Estate taxes and probate courts aside, any estate planning exercise is incomplete if beneficiary provisions have not been reviewed and updated under the relevant wills and trusts and for all retirement accounts (IRAs and qualified retirement plans) and life insurance policies. Over the course of a lifetime, people often forget who their designated beneficiaries are and fail to update them despite changes precipitated by marriage, divorce, births, deaths and other events.
9. Health-Care Proxies And Durable Powers Of Attorney
A “health-care proxy” or “living will” remains as important as ever because people are living longer and because medical treatments have become more impactful and complex. These simple documents are essential for ensuring that a person and the individuals selected by that person can determine what medical treatments will be administered—or will not be—in the event of a medical emergency or crisis.
Like a health-care proxy, a “durable power of attorney” allows a person to decide in advance who will make important decisions if the person becomes incapacitated in the future. They function alongside health-care proxies to ensure that all decisions, even before an individual dies, are made by people trusted and carefully appointed by him or her.
10. Use Of Trusts And Other Vehicles To Sustain And Distribute Wealth
While the tax impact of trusts, family limited liability companies, family limited partnerships and other classic estate planning vehicles would be lessened with a repeal of the federal estate tax, these important structures nevertheless would remain relevant.
At a minimum, they enable people to sustain, manage and gradually distribute their wealth on an intergenerational level, allowing them to create lasting legacies and sustain the people and causes they care about most. These structures can also protect assets for future generations and even provide some state income tax savings opportunities.

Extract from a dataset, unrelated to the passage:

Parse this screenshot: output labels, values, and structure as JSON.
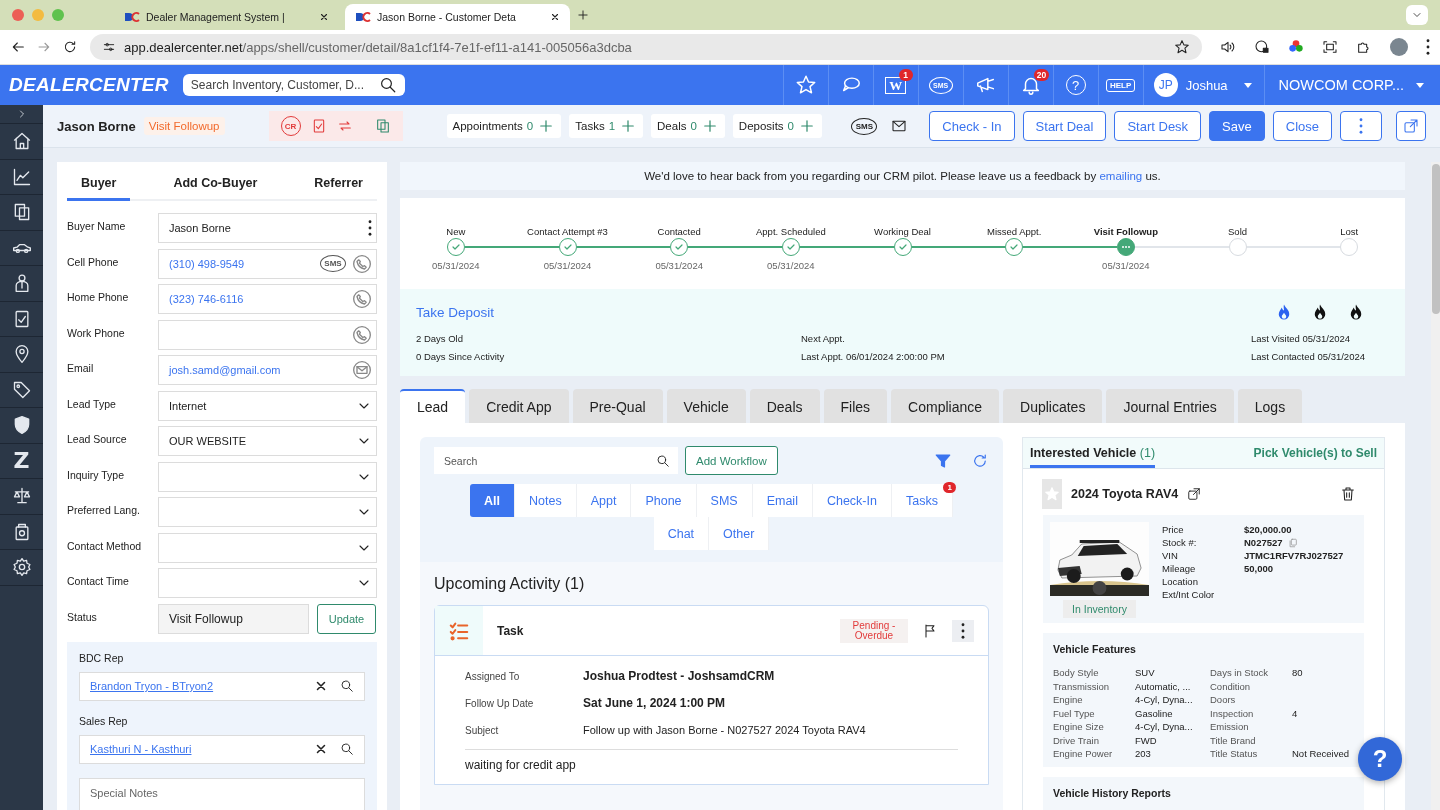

Some have argued that a repeal of the federal estate tax will diminish the incentive for people to distribute their wealth to charities. This may prove to be true, but regardless of the tax benefits associated with transferring wealth to charities, many will want their philanthropic work to continue, even after they die. Philanthropic planning has always been an integral consideration during the estate planning process, and it will remain an integral consideration in the future.
Lastly, effective estate planning must always involve an educational process—not only for the subjects of the plan but for their families and loved ones. It is an opportunity not only to discuss finances but also to solidify shared values, address family issues and set a course for a lasting legacy.
Financial planners, lawyers, accountants and other advisors sometimes overemphasize the value of mitigating the federal estate tax when engaging in estate planning for their clients. This is understandable, as the estate tax savings associated with effective planning can be substantial. In the end, however, the federal estate tax is only one consideration among many in the estate planning process. Its potential repeal therefore will not diminish the importance of prudent, comprehensive estate planning.